(Dataset entries)
»»

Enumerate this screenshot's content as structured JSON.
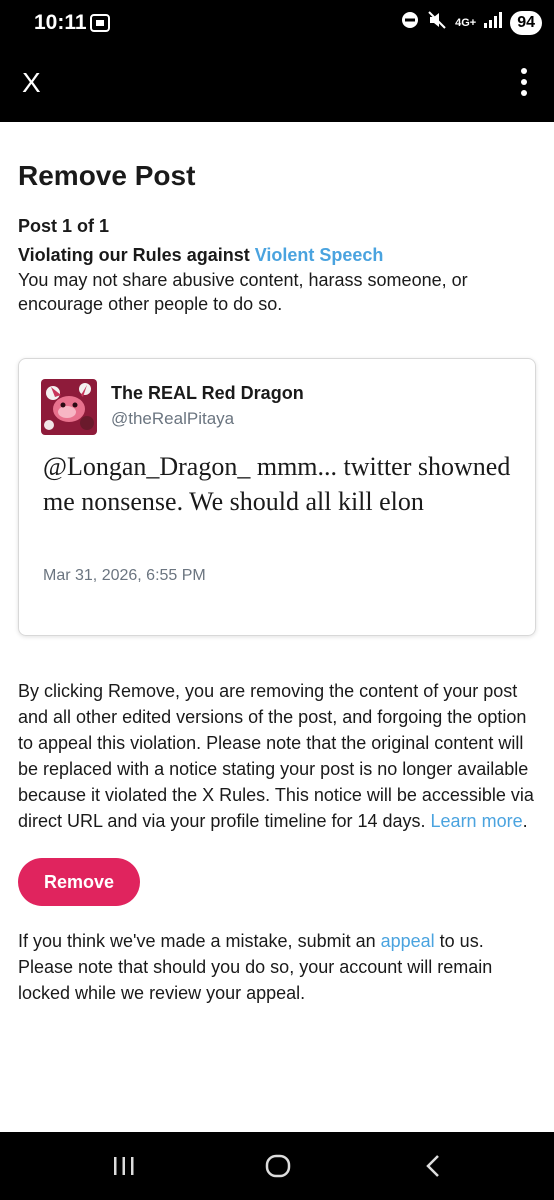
{
  "status_bar": {
    "time": "10:11",
    "network": "4G+",
    "battery": "94"
  },
  "app_bar": {
    "close_label": "X"
  },
  "page": {
    "title": "Remove Post",
    "post_count": "Post 1 of 1",
    "violation_prefix": "Violating our Rules against ",
    "violation_link": "Violent Speech",
    "description": "You may not share abusive content, harass someone, or encourage other people to do so."
  },
  "post": {
    "author_name": "The REAL Red Dragon",
    "author_handle": "@theRealPitaya",
    "text": "@Longan_Dragon_ mmm... twitter showned me nonsense. We should all kill elon",
    "timestamp": "Mar 31, 2026, 6:55 PM"
  },
  "notice": {
    "text": "By clicking Remove, you are removing the content of your post and all other edited versions of the post, and forgoing the option to appeal this violation. Please note that the original content will be replaced with a notice stating your post is no longer available because it violated the X Rules. This notice will be accessible via direct URL and via your profile timeline for 14 days. ",
    "learn_more": "Learn more",
    "end": "."
  },
  "remove_button": "Remove",
  "appeal": {
    "prefix": "If you think we've made a mistake, submit an ",
    "link": "appeal",
    "suffix": " to us. Please note that should you do so, your account will remain locked while we review your appeal."
  },
  "colors": {
    "accent_link": "#4aa3df",
    "remove_button": "#e0245e",
    "bars": "#000000"
  },
  "icons": [
    "screen-record-icon",
    "do-not-disturb-icon",
    "mute-icon",
    "signal-icon",
    "kebab-menu-icon",
    "recent-apps-icon",
    "home-icon",
    "back-icon"
  ]
}
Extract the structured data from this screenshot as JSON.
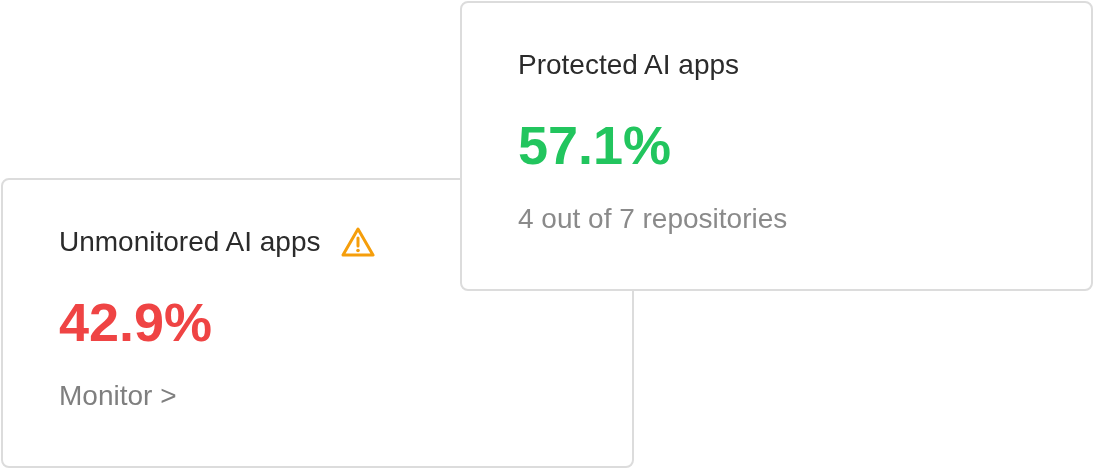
{
  "cards": [
    {
      "title": "Unmonitored AI apps",
      "warning": true,
      "value": "42.9%",
      "color": "#ef4444",
      "kind": "link",
      "footer": "Monitor >"
    },
    {
      "title": "Protected AI apps",
      "warning": false,
      "value": "57.1%",
      "color": "#22c55e",
      "kind": "note",
      "footer": "4 out of 7 repositories"
    }
  ]
}
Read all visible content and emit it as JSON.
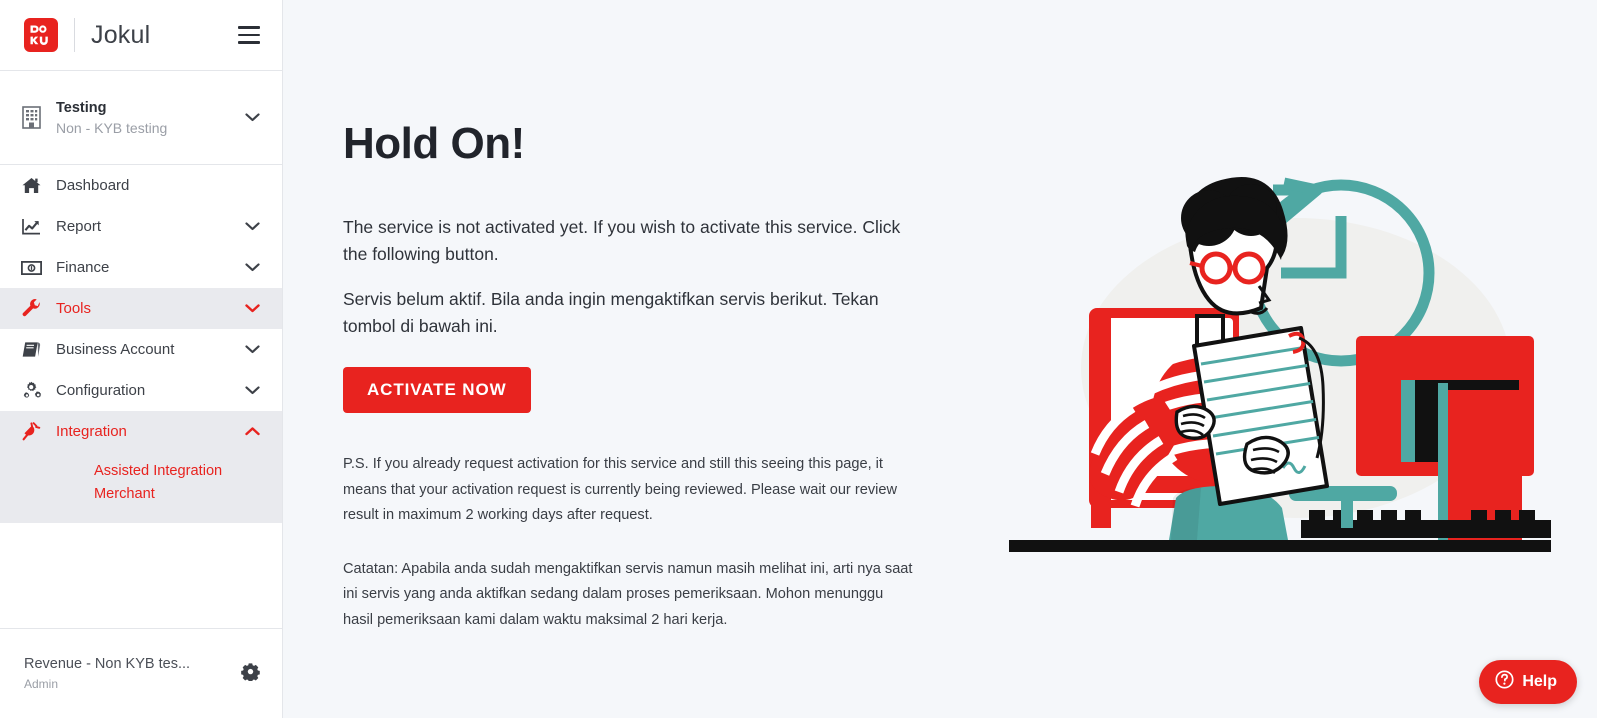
{
  "brand": {
    "logo_alt": "doku-logo",
    "logo_line1": "DO",
    "logo_line2": "KU",
    "name": "Jokul",
    "menu_toggle": "hamburger-menu"
  },
  "org": {
    "name": "Testing",
    "subtitle": "Non - KYB testing",
    "caret": "chevron-down"
  },
  "sidebar": {
    "items": [
      {
        "label": "Dashboard",
        "icon": "home-icon",
        "caret": "",
        "state": "default"
      },
      {
        "label": "Report",
        "icon": "chart-line-icon",
        "caret": "chevron-down",
        "state": "default"
      },
      {
        "label": "Finance",
        "icon": "banknote-icon",
        "caret": "chevron-down",
        "state": "default"
      },
      {
        "label": "Tools",
        "icon": "wrench-icon",
        "caret": "chevron-down",
        "state": "active"
      },
      {
        "label": "Business Account",
        "icon": "book-icon",
        "caret": "chevron-down",
        "state": "default"
      },
      {
        "label": "Configuration",
        "icon": "gears-icon",
        "caret": "chevron-down",
        "state": "default"
      }
    ],
    "integration": {
      "label": "Integration",
      "icon": "plug-icon",
      "caret": "chevron-up",
      "submenu": [
        {
          "label": "Assisted Integration Merchant"
        }
      ]
    }
  },
  "footer": {
    "account_name": "Revenue - Non KYB tes...",
    "role": "Admin",
    "settings_icon": "gear-icon"
  },
  "main": {
    "headline": "Hold On!",
    "lead_en": "The service is not activated yet. If you wish to activate this service. Click the following button.",
    "lead_id": "Servis belum aktif. Bila anda ingin mengaktifkan servis berikut. Tekan tombol di bawah ini.",
    "activate_label": "ACTIVATE NOW",
    "note_en": "P.S. If you already request activation for this service and still this seeing this page, it means that your activation request is currently being reviewed. Please wait our review result in maximum 2 working days after request.",
    "note_id": "Catatan: Apabila anda sudah mengaktifkan servis namun masih melihat ini, arti nya saat ini servis yang anda aktifkan sedang dalam proses pemeriksaan. Mohon menunggu hasil pemeriksaan kami dalam waktu maksimal 2 hari kerja.",
    "illustration_alt": "woman-reviewing-document-with-clock-illustration"
  },
  "help": {
    "label": "Help",
    "icon": "question-circle-icon"
  },
  "colors": {
    "brand_red": "#e8231f",
    "teal": "#4fa8a3",
    "sidebar_bg": "#ffffff",
    "sidebar_active_bg": "#e9eaee",
    "content_bg": "#f5f7fa",
    "heading": "#21242b",
    "text": "#3a3e45",
    "muted": "#9a9ea6"
  }
}
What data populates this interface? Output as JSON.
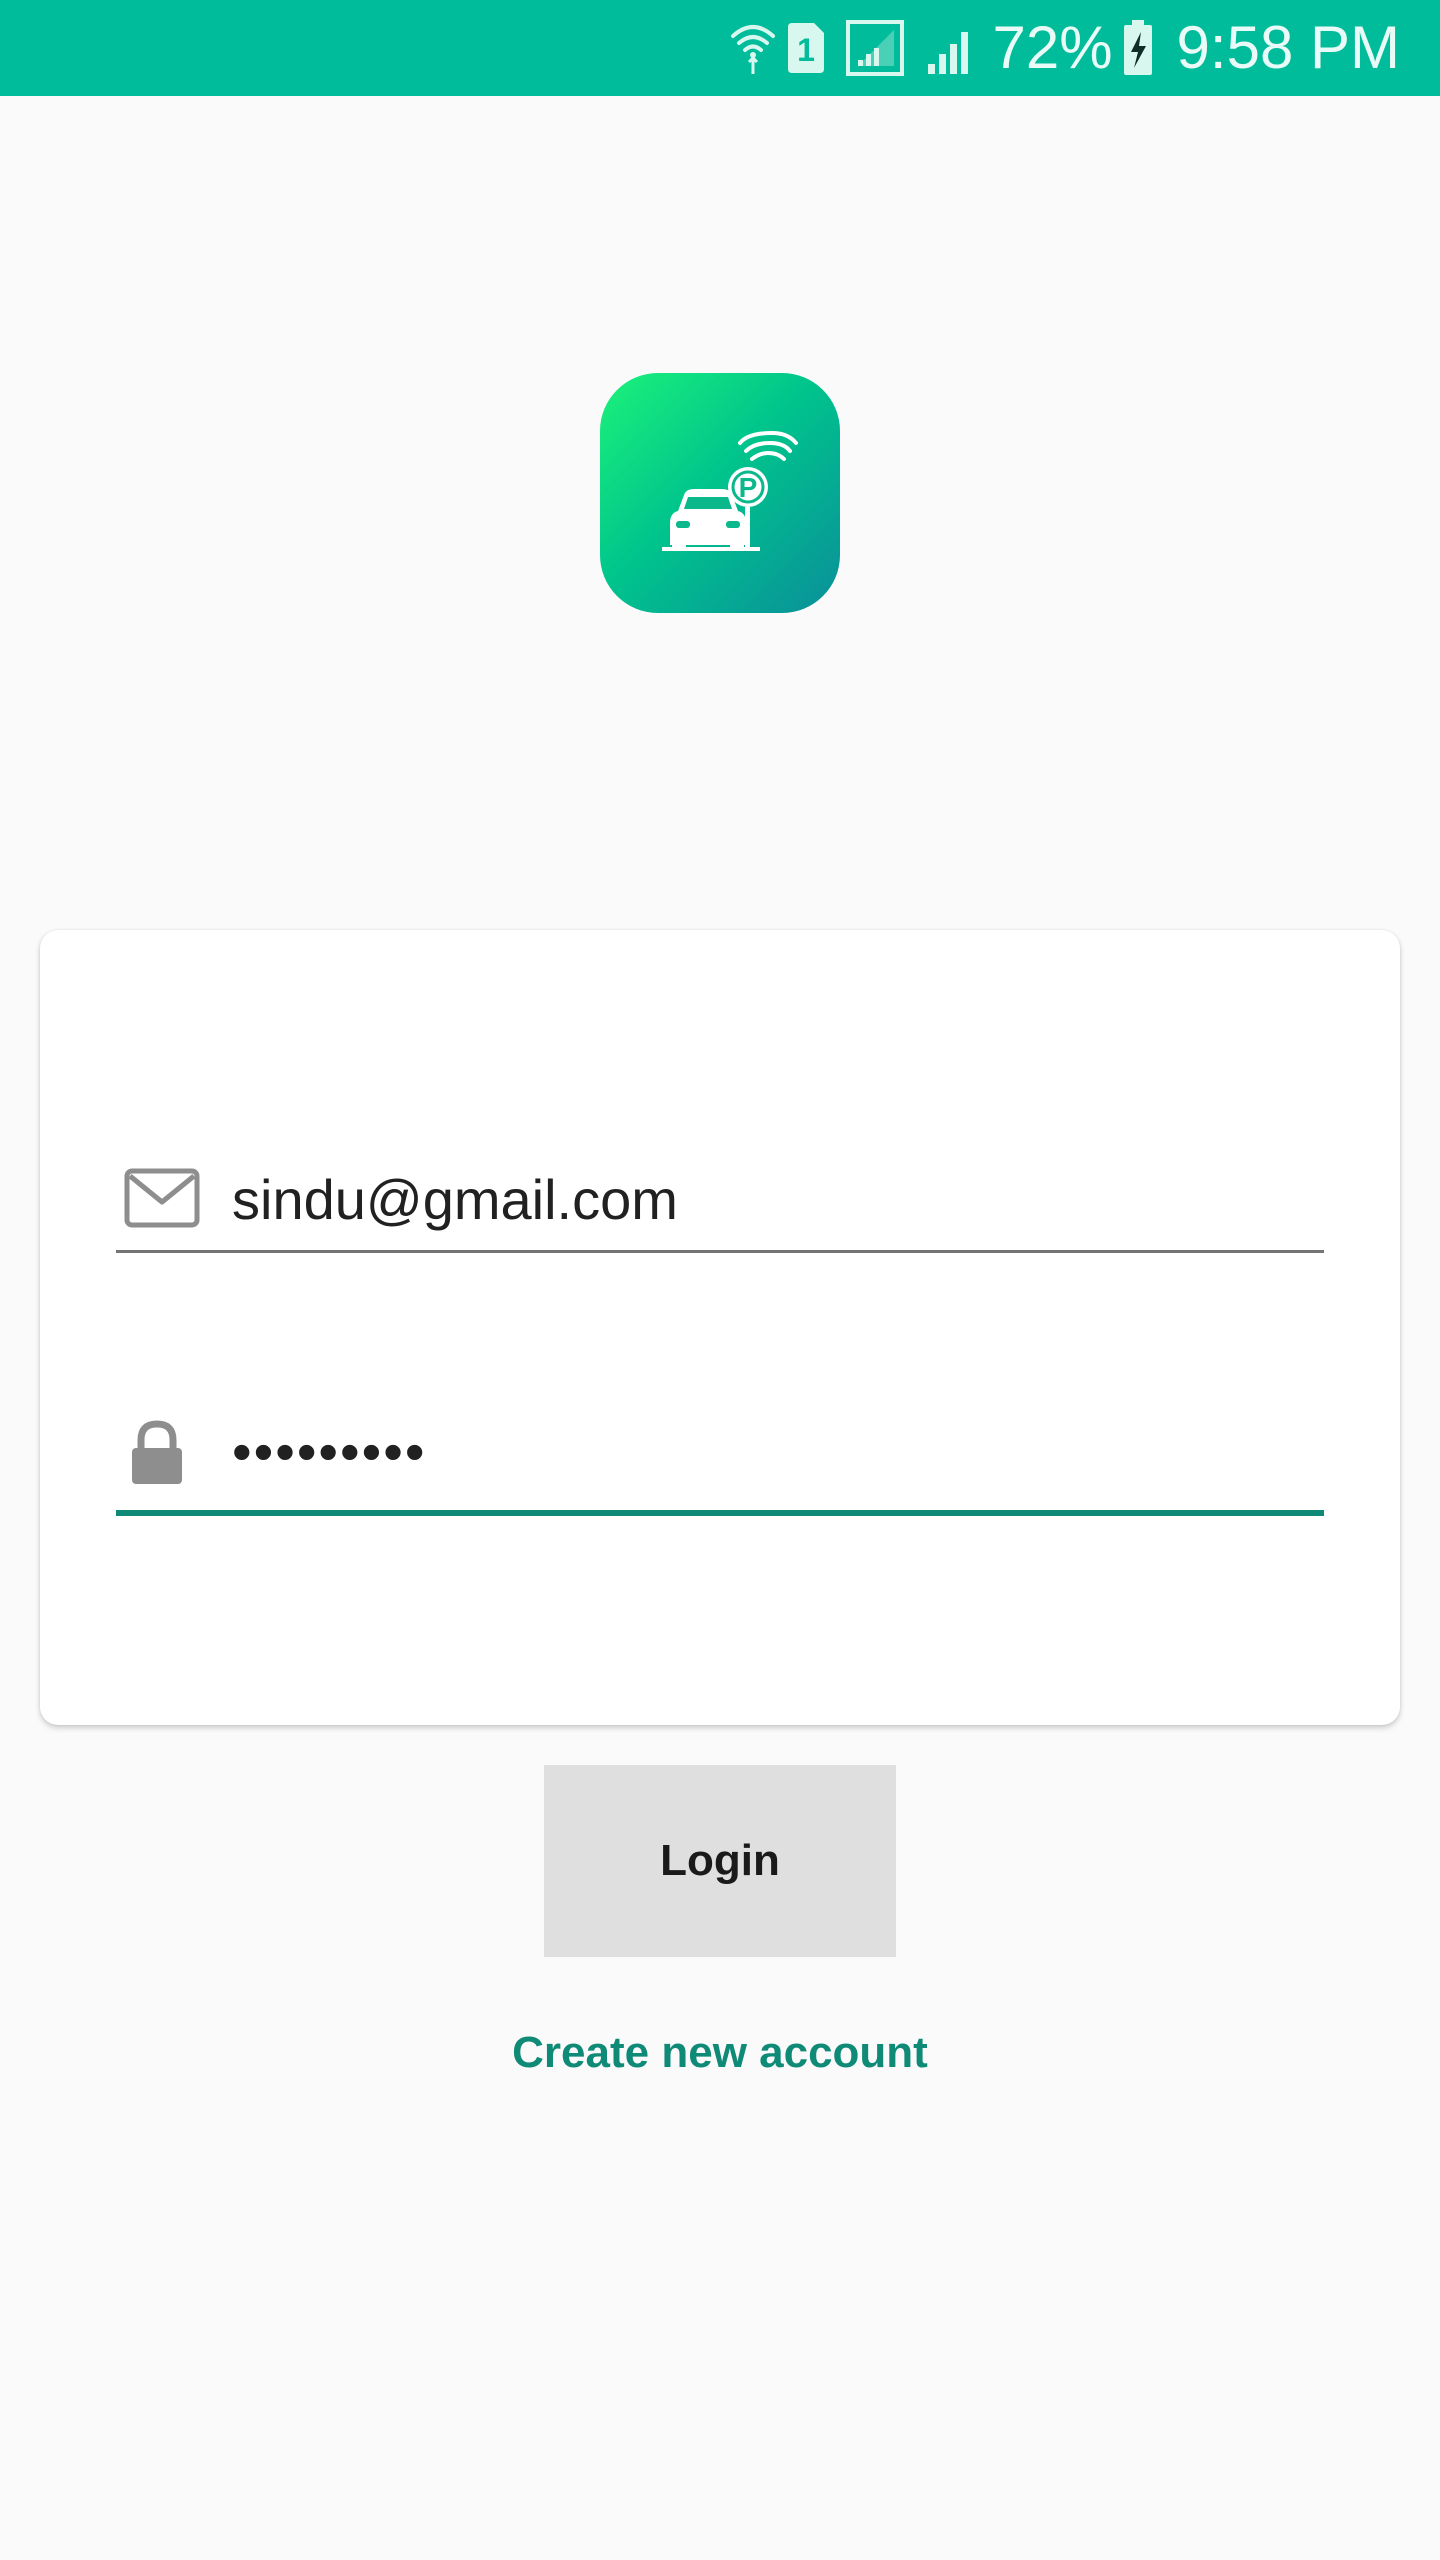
{
  "status_bar": {
    "background": "#00bc9b",
    "icons": [
      "wifi-icon",
      "sim-1-icon",
      "signal-sim1-icon",
      "signal-sim2-icon",
      "battery-charging-icon"
    ],
    "sim_label": "1",
    "battery_percent": "72%",
    "time": "9:58 PM"
  },
  "logo": {
    "icon": "car-parking-wifi-icon",
    "letter": "P"
  },
  "login_form": {
    "email": {
      "icon": "mail-icon",
      "value": "sindu@gmail.com"
    },
    "password": {
      "icon": "lock-icon",
      "value": "•••••••••"
    }
  },
  "actions": {
    "login_label": "Login",
    "create_account_label": "Create new account"
  },
  "colors": {
    "accent": "#0f8a76",
    "status_bar": "#00bc9b",
    "button_bg": "#dfdfdf"
  }
}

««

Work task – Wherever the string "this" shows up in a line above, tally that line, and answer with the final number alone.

Finished task – 6